If you want to see how these attractions fit together, take a look at my 3 days in Berlin itinerary.
Do at least one walking tour!
One of the best ways to learn about Berlin’s diverse history is through a walking tour. There’s so much to see in this city, and a trained guide will show you around the best of it, taking you to hidden places that you wouldn’t have known about otherwise. It’s well worth doing!
I always to European walking tours with SANDEMANS. They do a general walking tour, a communist tour, a Third Reich tour an alternative culture tour – and more!
If you don’t want to walk, try a hop on hop off bus tour!
Consider booking accommodation in the East Side
Most people stay in gentrified areas like Kreuzberg and Mitte when they visit Berlin, but you can get some great deals in hotels a little further out of the centre.
I stayed in The Niu Hide, which was a funky and modern hotel. It takes a little while to get to the city centre from here, but it’s well worth it for the lower prices!
Everybody in the tourist industry will speak English – but it never hurts to brush up on your German!
Germans are exceptionally good at speaking English, and you’ll find that most younger people will be able to converse in English – definitely if they work in the tourist industry.
However, it never hurts to speak a little of the local language, even if the other person can speak perfect English.
Saying “Guten tag” instead of hello or “Danke” instead of thank you shows that you respect their language.
You can also say “sprechen sie englisch?” to somebody before talking to them in English. Even if they speak perfect English, it’s polite to ask first!
Make sure that you enjoy Berlin’s multicultural dining scene
Berlin has a fantastic dining scene. This isn’t the place to book a self-catered stay, because you will want to eat at as many restaurants as possible while you’re here!
Don’t worry if you’re vegan or vegetarian – it’s one of the best cities for plant-based food in the world.
Some amazing places I dined at were:

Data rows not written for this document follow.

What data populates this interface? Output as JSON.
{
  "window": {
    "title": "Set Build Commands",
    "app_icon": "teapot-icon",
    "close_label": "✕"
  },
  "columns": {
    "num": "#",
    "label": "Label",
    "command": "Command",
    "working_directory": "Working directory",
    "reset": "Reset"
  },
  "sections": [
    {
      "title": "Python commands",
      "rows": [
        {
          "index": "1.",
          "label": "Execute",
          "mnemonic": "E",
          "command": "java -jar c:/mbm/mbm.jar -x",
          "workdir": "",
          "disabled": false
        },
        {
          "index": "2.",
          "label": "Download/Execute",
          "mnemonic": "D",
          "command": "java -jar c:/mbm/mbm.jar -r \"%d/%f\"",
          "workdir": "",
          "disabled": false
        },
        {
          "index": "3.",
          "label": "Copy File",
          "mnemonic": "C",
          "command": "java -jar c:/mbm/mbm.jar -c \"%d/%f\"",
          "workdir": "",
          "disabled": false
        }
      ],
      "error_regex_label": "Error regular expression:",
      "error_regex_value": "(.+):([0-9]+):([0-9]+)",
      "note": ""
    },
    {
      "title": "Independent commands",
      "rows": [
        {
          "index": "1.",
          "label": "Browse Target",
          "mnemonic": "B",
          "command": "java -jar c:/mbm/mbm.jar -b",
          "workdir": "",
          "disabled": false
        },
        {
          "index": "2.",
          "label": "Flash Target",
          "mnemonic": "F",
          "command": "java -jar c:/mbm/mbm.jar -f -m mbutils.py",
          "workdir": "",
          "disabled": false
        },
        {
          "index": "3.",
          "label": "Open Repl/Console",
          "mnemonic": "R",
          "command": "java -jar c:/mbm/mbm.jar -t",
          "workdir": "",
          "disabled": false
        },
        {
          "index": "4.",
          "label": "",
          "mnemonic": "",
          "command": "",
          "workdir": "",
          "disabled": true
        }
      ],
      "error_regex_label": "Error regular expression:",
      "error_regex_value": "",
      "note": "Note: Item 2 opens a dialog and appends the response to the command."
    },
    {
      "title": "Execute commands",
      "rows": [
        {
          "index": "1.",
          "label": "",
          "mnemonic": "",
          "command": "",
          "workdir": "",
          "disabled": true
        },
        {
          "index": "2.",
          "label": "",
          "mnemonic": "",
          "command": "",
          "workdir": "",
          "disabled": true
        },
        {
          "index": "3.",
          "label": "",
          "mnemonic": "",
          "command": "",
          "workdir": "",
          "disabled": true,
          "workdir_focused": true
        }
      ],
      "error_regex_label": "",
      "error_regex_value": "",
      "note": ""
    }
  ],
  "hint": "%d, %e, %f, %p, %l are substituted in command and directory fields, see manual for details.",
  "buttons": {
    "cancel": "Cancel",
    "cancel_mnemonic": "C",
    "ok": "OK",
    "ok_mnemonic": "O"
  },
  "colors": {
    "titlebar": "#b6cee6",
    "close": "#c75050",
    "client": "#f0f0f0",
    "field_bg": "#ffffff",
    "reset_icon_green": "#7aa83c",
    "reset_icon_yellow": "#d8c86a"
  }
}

- Matreshka, a Russian restaurant with plenty of veggie options – and a free shot of vodka at the end of the meal!
- The Tajikistan Tea Rooms, which had Central Asian dishes like plov and samsas, in a beautiful tea house setting.
- You can’t visit Berlin without trying currywurst! Some places do veggie currywurst if you don’t eat meat.
Expect the unexpected
While there is a lot of history in Berlin, it’s also one of the most exciting and dynamic cities in the world. After I visited the David Hasselhoff Museum, I ended up buying tickets to see him in concert the following night! That kind of stuff just happens in Berlin – it’s a city where anything goes.
I hope that this post has helped you plan your trip to Berlin! It’s a city like no other, and I’m sure you’ll love your time there!